What happened: Prime Ministers Boris Johnson and Naftali Bennett spoke yesterday about the ongoing talks on the Iran nuclear deal in Vienna.
- Prime Minister Johnson said: “The UK wants to see the negotiations in Vienna lead to full restoration of the JCPOA, but that we need Iran to engage in good faith. The diplomatic door is open, but time is running out to reach an agreement.”
- They also discussed progress in the fight against coronavirus, the booster vaccinations in both countries, as well as efforts to reopen international travel.
- According to the Israeli Prime Minister’s Office, the pair discussed “the importance of continued bilateral coordination in order to achieve common goals”.
- Earlier this week Foreign Minister Lapid also related to the resumption of the talks in Vienna. He said, “Israel isn’t automatically opposed to every agreement with Iran, just to an agreement that isn’t good.”
- Lapid noted that Israel has been holding consultations with the US and the other world powers to influence the wording of the agreement. Lapid said: “We are sitting at the table with the world powers and are holding discussions about what a good agreement would be. The world is attentive to the Israeli position. We are currently engaged in trench warfare to secure small achievements to improve the agreement.”
Context: The UK and Israel have recently enhanced their ties. Prime Minister Johnson has forged a close relationship with Bennett, complimenting his pre-existing ties to Lapid.
- At the end of November Lapid visited London and signed an MOU reflecting a new ten-year commitment for the UK and Israel to work more closely on cyber, technology, trade and defence.
- The agreement notes “the importance of joint cooperation in the fields of defence and security as part of the UK-Israel partnership, the UK and Israel will continue their direct and professional bilateral development of the strong defence and security relationship”.
- At the same time, Foreign Secretary Liz Truss and Lapid co-wrote an op-ed in The Telegraph relating to the Iranian nuclear threat. The pair wrote: “We will also work night and day to prevent the Iranian regime from ever becoming a nuclear power. The clock is ticking, which heightens the need for close cooperation with our partners and friends to thwart Tehran’s ambitions.”
According to Walla News, the head of IDF Military Intelligence Maj. Gen. Aharon Haliva told the security cabinet meeting on Sunday that Israel would be better off were Iran and the JCPOA signatories to reach an agreement.
- He said an agreement would increase certainty about the restrictions over their nuclear programme.

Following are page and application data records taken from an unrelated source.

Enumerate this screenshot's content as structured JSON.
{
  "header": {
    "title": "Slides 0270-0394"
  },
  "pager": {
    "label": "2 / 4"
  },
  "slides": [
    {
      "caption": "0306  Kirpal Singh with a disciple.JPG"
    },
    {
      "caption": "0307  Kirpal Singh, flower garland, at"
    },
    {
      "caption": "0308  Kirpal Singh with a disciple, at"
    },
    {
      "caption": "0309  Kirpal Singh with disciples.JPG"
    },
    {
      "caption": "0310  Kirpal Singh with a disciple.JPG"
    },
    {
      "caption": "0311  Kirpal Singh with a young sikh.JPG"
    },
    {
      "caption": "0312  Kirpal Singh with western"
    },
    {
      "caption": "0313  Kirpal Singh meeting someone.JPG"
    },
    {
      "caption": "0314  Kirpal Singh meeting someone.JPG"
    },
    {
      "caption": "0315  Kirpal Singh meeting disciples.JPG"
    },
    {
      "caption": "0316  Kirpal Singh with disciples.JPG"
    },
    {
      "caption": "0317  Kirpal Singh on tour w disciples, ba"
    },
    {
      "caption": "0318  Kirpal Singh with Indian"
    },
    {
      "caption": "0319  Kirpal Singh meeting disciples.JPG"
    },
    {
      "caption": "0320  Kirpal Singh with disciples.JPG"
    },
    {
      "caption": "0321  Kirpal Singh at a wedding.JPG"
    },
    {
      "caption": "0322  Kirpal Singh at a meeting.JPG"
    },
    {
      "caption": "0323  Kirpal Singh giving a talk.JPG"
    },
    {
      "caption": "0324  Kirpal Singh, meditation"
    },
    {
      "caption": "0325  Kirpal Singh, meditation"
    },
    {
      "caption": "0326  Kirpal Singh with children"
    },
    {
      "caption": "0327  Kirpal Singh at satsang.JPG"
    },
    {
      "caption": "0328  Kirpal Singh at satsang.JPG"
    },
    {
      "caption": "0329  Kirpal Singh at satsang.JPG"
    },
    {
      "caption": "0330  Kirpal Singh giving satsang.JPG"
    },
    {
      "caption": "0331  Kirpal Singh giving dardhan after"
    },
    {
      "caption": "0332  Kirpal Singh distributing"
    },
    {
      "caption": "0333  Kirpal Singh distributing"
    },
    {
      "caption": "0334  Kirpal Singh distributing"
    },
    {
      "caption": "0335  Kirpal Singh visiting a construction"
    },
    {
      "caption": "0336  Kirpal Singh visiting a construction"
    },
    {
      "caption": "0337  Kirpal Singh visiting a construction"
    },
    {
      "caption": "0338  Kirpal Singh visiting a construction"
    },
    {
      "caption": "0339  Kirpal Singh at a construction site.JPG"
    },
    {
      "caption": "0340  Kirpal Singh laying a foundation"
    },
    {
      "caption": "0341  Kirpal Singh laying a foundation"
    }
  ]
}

- It would also buy time for Israel to better prepare for a potential military strike.
- From the same meeting, Mossad Director David Barnea argued Israel still has time to influence the US over the terms of a deal. He is quoted in Israeli media saying: “It isn’t a lost cause, and it’s worth investing time and effort in dialogue with the Americans about the content of the agreement.”
- Israel has previously expressed concern that a limited deal, referred to as “less for less,” whereby Iran would only freeze the progress made in uranium enrichment (but not give it up) in return for the lifting of sanctions, would allow Iran to bank their progress and receive a huge financial reward.
- Last month the Israelis noted the hardened stance of the Iranians and concluded that the Vienna talks were being used to buy time to make advances in their uranium enrichment.
Looking ahead: The latest Israeli assessment at this point anticipates an agreement with the P5+1 and Iran will be reached in the next month or so.
- Prime Ministers Johnson and Bennett also supported the continued negotiations over a UK-Israel Free Trade Agreement.
- There also confirmed their support for a joint UK-Israel innovation summit in the UK later this year.